[Dataset records Boundary: Start]

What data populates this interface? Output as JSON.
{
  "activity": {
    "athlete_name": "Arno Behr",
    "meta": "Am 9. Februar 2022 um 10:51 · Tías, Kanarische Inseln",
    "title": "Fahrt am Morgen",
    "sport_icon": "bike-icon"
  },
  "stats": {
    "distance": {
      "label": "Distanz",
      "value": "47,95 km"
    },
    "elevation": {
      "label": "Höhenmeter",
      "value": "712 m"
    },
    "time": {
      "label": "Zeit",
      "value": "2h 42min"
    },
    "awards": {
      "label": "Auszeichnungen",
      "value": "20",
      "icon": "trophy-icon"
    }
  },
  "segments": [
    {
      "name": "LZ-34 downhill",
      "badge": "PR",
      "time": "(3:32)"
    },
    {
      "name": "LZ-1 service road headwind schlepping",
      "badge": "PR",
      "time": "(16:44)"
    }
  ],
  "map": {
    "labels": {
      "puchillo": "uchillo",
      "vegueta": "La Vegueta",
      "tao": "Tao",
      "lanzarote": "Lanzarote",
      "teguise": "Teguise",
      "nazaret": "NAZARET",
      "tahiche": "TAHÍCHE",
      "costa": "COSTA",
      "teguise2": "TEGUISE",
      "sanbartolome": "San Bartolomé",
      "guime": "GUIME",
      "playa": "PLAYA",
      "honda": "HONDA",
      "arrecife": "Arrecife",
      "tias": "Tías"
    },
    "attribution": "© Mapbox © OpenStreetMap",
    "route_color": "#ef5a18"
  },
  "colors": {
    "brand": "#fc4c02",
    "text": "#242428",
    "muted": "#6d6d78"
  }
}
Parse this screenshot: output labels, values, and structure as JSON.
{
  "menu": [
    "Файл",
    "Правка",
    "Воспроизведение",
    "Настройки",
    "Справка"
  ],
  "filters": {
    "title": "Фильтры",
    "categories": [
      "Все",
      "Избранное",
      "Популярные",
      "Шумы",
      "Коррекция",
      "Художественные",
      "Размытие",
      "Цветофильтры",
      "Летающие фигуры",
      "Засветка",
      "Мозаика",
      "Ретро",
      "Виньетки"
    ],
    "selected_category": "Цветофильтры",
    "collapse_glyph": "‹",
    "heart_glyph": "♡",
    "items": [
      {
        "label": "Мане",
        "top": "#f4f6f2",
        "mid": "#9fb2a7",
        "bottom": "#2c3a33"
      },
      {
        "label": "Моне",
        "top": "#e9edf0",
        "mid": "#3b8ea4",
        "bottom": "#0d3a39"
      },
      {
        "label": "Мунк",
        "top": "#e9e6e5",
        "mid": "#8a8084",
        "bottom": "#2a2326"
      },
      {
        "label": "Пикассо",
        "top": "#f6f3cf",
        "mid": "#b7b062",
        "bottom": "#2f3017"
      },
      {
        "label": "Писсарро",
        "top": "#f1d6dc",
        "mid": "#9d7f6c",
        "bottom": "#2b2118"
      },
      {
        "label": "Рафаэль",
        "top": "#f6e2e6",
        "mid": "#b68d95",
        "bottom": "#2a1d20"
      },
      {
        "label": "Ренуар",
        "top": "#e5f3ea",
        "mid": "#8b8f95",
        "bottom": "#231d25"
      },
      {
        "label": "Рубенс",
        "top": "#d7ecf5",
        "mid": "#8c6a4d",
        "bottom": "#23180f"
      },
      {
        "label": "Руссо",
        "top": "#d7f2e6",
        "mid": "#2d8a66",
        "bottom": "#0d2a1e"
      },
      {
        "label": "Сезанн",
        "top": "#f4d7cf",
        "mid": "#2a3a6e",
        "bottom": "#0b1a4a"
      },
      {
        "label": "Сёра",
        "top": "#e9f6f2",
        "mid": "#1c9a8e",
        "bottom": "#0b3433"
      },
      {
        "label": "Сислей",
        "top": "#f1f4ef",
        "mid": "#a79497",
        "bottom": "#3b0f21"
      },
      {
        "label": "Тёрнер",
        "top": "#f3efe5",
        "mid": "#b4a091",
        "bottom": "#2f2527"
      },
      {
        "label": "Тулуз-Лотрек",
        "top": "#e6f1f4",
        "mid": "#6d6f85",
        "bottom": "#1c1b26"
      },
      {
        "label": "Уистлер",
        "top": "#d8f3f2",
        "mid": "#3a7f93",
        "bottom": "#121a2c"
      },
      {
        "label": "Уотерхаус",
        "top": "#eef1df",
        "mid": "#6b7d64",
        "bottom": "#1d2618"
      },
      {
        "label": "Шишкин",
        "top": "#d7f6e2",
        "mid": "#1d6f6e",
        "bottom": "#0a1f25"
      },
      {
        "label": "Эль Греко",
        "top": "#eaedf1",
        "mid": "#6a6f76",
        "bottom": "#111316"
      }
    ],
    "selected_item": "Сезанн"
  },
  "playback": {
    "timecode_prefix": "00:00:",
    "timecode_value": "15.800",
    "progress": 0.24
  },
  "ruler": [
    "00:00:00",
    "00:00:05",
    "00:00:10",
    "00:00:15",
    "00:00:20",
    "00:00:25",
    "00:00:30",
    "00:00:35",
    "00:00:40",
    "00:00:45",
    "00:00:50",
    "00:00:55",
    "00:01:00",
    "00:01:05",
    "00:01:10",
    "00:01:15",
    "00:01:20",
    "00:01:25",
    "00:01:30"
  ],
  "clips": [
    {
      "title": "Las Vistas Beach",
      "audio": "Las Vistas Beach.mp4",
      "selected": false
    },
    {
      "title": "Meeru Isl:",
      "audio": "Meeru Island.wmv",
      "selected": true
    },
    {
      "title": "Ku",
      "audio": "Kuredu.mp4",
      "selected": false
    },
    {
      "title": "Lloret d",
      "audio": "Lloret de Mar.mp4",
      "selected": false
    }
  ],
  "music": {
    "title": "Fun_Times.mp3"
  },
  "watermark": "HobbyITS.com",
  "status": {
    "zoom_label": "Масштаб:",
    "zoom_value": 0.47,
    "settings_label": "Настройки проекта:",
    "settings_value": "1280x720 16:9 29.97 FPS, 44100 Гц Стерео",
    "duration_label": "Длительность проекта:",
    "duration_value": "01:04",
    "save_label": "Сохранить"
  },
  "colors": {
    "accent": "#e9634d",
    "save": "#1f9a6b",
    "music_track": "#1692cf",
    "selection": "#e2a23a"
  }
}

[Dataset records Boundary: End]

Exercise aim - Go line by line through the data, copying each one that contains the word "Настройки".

Solution -
    "Настройки",
    "settings_label": "Настройки проекта:",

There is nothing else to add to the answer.